4. The invention defined in claim 1 wherein said resistive circuit component has a large positive temperature coefficient of resistance.

Referenced by
Citing PatentFiling datePublication dateApplicantTitle
US4059982 *Aug 29, 1975Nov 29, 1977Massachusetts Institute Of TechnologyApparatus for the measurement of thermal properties of biomaterials
US4097238 *Jun 3, 1977Jun 27, 1978Ashley Sheldon JMethod of analyzing blood plasma clotting
US4611928 *May 25, 1984Sep 16, 1986Snow Brand Milk Products Co., Ltd.Method for measuring coagulation of milk
US4739771 *Feb 20, 1986Apr 26, 1988Kim ManwaringThermal method and apparatus for measuring organ blood perfusion
US4947678 *Mar 6, 1989Aug 14, 1990Snow Brand Milk Products Co., Ltd.Method for measurement of viscosity change in blood or the like and sensor thereof
US5273765 *Feb 10, 1993Dec 28, 1993Ese, Inc.Initiating a response signal to a predetermined processing condition
US5526111 *Aug 31, 1993Jun 11, 1996Boehringer Mannheim CorporationMethod and apparatus for calculating a coagulation characteristic of a sample of blood a blood fraction or a control
US5686659 *Jun 7, 1995Nov 11, 1997Boehringer Mannheim CorporationFluid dose flow and coagulation sensor for medical instrument
US5710622 *Jun 7, 1995Jan 20, 1998Boehringer Mannheim CorporationFluid dose, flow and coagulation sensor for medical instrument
US5736404 *Dec 27, 1995Apr 7, 1998Zia YassinzadehFlow detection appartus and method
US5789664 *Mar 29, 1996Aug 4, 1998Boehringer Mannheim CorporationFluid dose, flow and coagulation sensor for medical instrument
US5832921 *Nov 7, 1995Nov 10, 1998Boehringer Mannheim CorporationAnalog heater control for medical instrument
US6103196 *Apr 1, 1998Aug 15, 2000Yassinzadeh; ZiaFlow detection apparatus and method
US6189370Jun 17, 1998Feb 20, 2001Roche Diagnostics CorporationFluid dose, flow and coagulation sensor for medical instrument

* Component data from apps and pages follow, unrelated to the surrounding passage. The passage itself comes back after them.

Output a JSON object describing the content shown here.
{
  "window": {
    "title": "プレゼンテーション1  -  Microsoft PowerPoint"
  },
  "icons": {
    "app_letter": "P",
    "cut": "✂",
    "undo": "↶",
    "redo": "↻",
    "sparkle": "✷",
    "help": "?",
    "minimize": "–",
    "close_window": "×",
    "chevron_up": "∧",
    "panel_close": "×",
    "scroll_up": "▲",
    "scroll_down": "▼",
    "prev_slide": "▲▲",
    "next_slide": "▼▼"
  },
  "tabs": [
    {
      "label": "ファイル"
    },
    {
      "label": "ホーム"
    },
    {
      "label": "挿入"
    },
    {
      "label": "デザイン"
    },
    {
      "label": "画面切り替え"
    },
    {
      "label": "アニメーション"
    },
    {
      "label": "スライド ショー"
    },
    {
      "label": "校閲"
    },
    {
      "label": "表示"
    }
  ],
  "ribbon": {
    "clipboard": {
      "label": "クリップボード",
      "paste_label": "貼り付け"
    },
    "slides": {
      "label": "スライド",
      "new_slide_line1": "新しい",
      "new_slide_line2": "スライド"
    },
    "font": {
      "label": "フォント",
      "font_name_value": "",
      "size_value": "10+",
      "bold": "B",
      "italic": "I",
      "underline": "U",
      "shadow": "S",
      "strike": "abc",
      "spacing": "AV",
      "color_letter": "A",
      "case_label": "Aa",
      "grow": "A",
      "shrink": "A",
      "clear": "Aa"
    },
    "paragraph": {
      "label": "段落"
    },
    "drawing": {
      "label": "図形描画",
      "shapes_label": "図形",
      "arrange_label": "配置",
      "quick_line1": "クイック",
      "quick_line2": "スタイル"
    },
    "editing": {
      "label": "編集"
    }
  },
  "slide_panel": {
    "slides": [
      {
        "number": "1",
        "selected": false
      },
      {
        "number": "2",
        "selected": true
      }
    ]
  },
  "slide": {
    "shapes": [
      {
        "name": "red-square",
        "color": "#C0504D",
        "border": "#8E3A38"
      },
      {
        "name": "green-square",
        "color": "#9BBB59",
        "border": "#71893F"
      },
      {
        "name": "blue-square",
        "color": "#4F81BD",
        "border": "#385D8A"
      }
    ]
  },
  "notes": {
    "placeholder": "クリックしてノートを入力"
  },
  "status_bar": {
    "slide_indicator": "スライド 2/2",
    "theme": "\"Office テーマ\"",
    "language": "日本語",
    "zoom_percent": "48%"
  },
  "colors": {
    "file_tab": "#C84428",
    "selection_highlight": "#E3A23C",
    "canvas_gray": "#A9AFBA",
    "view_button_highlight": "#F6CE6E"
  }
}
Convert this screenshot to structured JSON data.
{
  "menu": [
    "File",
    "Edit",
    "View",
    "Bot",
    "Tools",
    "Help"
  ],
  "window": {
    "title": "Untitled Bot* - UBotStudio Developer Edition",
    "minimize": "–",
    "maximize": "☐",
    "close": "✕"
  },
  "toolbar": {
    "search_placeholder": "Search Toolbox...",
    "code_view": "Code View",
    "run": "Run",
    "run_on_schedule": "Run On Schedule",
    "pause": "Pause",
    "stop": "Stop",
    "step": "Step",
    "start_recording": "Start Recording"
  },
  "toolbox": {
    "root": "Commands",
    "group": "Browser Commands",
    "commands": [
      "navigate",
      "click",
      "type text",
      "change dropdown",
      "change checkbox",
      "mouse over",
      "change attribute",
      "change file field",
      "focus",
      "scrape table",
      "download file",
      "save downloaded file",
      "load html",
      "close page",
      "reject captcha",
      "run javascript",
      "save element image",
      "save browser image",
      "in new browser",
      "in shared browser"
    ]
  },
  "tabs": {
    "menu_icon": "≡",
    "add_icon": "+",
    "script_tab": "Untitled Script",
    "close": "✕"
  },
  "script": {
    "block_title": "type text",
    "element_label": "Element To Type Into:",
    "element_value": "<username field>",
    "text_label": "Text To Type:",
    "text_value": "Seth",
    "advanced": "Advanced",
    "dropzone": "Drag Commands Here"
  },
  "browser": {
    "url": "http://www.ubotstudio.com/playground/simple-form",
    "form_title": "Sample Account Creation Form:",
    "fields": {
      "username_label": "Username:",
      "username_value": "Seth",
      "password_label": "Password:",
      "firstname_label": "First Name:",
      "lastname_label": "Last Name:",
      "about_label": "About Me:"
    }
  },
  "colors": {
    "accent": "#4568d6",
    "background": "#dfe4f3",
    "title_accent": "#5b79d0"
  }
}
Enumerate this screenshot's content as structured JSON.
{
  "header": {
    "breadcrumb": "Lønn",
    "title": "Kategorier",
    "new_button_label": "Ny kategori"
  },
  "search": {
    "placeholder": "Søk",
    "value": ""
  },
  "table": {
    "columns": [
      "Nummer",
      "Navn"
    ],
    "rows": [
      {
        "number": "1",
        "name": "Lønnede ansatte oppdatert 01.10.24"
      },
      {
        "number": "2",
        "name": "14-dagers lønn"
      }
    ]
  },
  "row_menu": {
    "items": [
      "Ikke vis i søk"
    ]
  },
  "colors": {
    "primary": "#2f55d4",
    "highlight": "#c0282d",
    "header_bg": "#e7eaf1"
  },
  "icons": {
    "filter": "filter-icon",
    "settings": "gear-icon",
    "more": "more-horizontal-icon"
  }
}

US6575017Nov 28, 2000Jun 10, 2003Roche Diagnostics Corporation, Inc.Fluid dose, flow and coagulation sensor for medical instrument
US7117721Feb 4, 2003Oct 10, 2006Roche Diagnostics Operations, Inc.Fluid dose, flow and coagulation sensor for medical instrument
US20030136183 *Feb 4, 2003Jul 24, 2003Neel Gary T.Fluid dose, flow and coagulation sensor for medical instrument
EP0476923A1 *Sep 11, 1991Mar 25, 1992Sankyo Company LimitedBlood coagulation time measurement
U.S. Classification324/722, 324/703, 436/69, 374/25, 73/64.41
International ClassificationA61B5/145, G01R17/00, G01R17/10, G01N33/49
Cooperative ClassificationG01R17/105, G01N33/4905
European ClassificationG01R17/10B, G01N33/49B